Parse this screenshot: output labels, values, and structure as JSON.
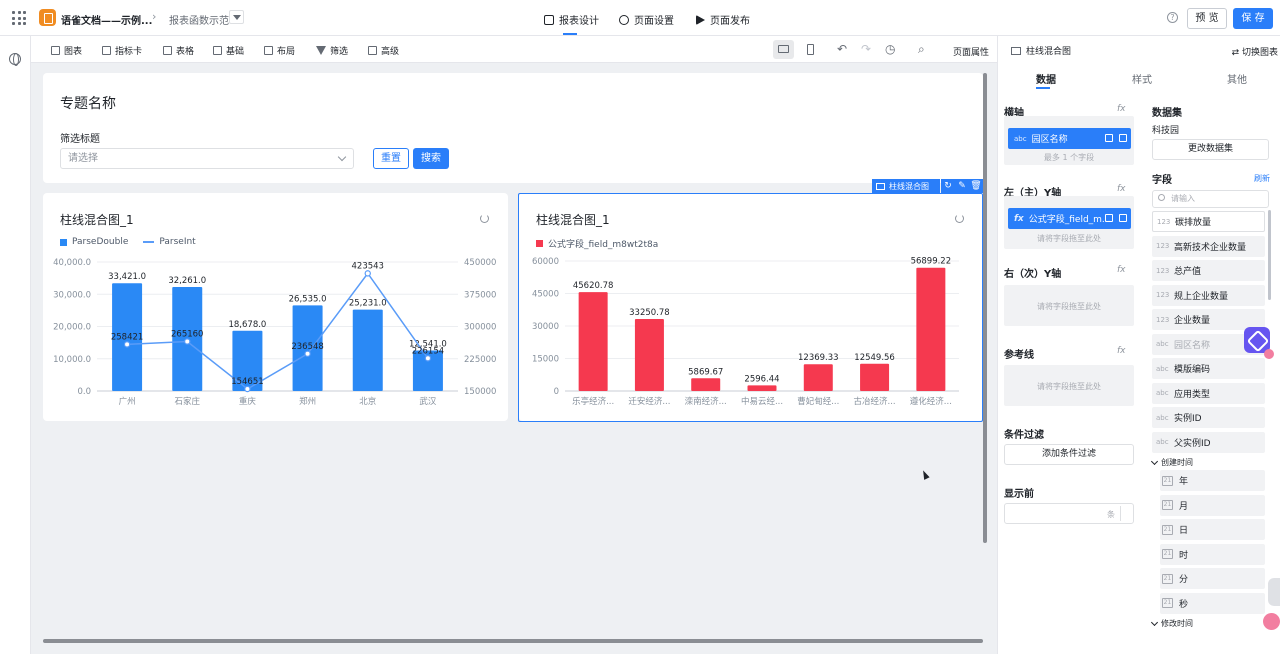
{
  "header": {
    "app_name": "语雀文档——示例...",
    "page_name": "报表函数示范",
    "tabs": [
      {
        "label": "报表设计"
      },
      {
        "label": "页面设置"
      },
      {
        "label": "页面发布"
      }
    ],
    "preview_label": "预 览",
    "save_label": "保 存",
    "help_glyph": "?"
  },
  "toolbar": {
    "items": [
      {
        "label": "图表",
        "icon": "chart-icon"
      },
      {
        "label": "指标卡",
        "icon": "metric-card-icon"
      },
      {
        "label": "表格",
        "icon": "table-icon"
      },
      {
        "label": "基础",
        "icon": "basic-icon"
      },
      {
        "label": "布局",
        "icon": "layout-icon"
      },
      {
        "label": "筛选",
        "icon": "filter-icon"
      },
      {
        "label": "高级",
        "icon": "advanced-icon"
      }
    ],
    "page_props_label": "页面属性"
  },
  "topic": {
    "title": "专题名称",
    "filter_label": "筛选标题",
    "select_placeholder": "请选择",
    "reset_label": "重置",
    "search_label": "搜索"
  },
  "chart_toolbar": {
    "tag_label": "柱线混合图"
  },
  "chart_data": [
    {
      "type": "bar+line",
      "title": "柱线混合图_1",
      "categories": [
        "广州",
        "石家庄",
        "重庆",
        "郑州",
        "北京",
        "武汉"
      ],
      "series": [
        {
          "name": "ParseDouble",
          "type": "bar",
          "axis": "left",
          "color": "#2a89f5",
          "values": [
            33421.0,
            32261.0,
            18678.0,
            26535.0,
            25231.0,
            12541.0
          ],
          "labels": [
            "33,421.0",
            "32,261.0",
            "18,678.0",
            "26,535.0",
            "25,231.0",
            "12,541.0"
          ]
        },
        {
          "name": "ParseInt",
          "type": "line",
          "axis": "right",
          "color": "#5a9cf8",
          "values": [
            258421,
            265160,
            154651,
            236548,
            423543,
            226154
          ],
          "labels": [
            "258421",
            "265160",
            "154651",
            "236548",
            "423543",
            "226154"
          ]
        }
      ],
      "y_left": {
        "min": 0,
        "max": 40000,
        "ticks": [
          "0.0",
          "10,000.0",
          "20,000.0",
          "30,000.0",
          "40,000.0"
        ]
      },
      "y_right": {
        "min": 150000,
        "max": 450000,
        "ticks": [
          "150000",
          "225000",
          "300000",
          "375000",
          "450000"
        ]
      },
      "legend": "top-left",
      "grid": true
    },
    {
      "type": "bar",
      "title": "柱线混合图_1",
      "categories": [
        "乐亭经济...",
        "迁安经济...",
        "滦南经济...",
        "中易云经...",
        "曹妃甸经...",
        "古冶经济...",
        "遵化经济..."
      ],
      "series": [
        {
          "name": "公式字段_field_m8wt2t8a",
          "type": "bar",
          "axis": "left",
          "color": "#f5394f",
          "values": [
            45620.78,
            33250.78,
            5869.67,
            2596.44,
            12369.33,
            12549.56,
            56899.22
          ],
          "labels": [
            "45620.78",
            "33250.78",
            "5869.67",
            "2596.44",
            "12369.33",
            "12549.56",
            "56899.22"
          ]
        }
      ],
      "y_left": {
        "min": 0,
        "max": 60000,
        "ticks": [
          "0",
          "15000",
          "30000",
          "45000",
          "60000"
        ]
      },
      "legend": "top-left",
      "grid": true
    }
  ],
  "config": {
    "header_label": "柱线混合图",
    "switch_label": "切换图表",
    "tabs": [
      {
        "label": "数据"
      },
      {
        "label": "样式"
      },
      {
        "label": "其他"
      }
    ],
    "fx_glyph": "fx",
    "x_axis": {
      "label": "横轴",
      "pill_type": "abc",
      "pill_text": "园区名称",
      "hint": "最多 1 个字段"
    },
    "y_left": {
      "label": "左（主）Y轴",
      "pill_type": "fx",
      "pill_text": "公式字段_field_m...",
      "hint": "请将字段拖至此处"
    },
    "y_right": {
      "label": "右（次）Y轴",
      "hint": "请将字段拖至此处"
    },
    "reference": {
      "label": "参考线",
      "hint": "请将字段拖至此处"
    },
    "condition": {
      "label": "条件过滤",
      "add_label": "添加条件过滤"
    },
    "show_top": {
      "label": "显示前",
      "unit": "条"
    },
    "dataset": {
      "label": "数据集",
      "name": "科技园",
      "change_label": "更改数据集"
    },
    "fields": {
      "label": "字段",
      "refresh_label": "刷新",
      "search_placeholder": "请输入",
      "items": [
        {
          "type": "123",
          "name": "碳排放量"
        },
        {
          "type": "123",
          "name": "高新技术企业数量"
        },
        {
          "type": "123",
          "name": "总产值"
        },
        {
          "type": "123",
          "name": "规上企业数量"
        },
        {
          "type": "123",
          "name": "企业数量"
        },
        {
          "type": "abc",
          "name": "园区名称"
        },
        {
          "type": "abc",
          "name": "模版编码"
        },
        {
          "type": "abc",
          "name": "应用类型"
        },
        {
          "type": "abc",
          "name": "实例ID"
        },
        {
          "type": "abc",
          "name": "父实例ID"
        }
      ],
      "created_group": {
        "label": "创建时间",
        "items": [
          "年",
          "月",
          "日",
          "时",
          "分",
          "秒"
        ]
      },
      "modified_group": {
        "label": "修改时间"
      }
    }
  }
}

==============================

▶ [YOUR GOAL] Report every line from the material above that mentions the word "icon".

▶ [RESPONSE BELOW]
        "icon": "chart-icon"
        "icon": "metric-card-icon"
        "icon": "table-icon"
        "icon": "basic-icon"
        "icon": "layout-icon"
        "icon": "filter-icon"
        "icon": "advanced-icon"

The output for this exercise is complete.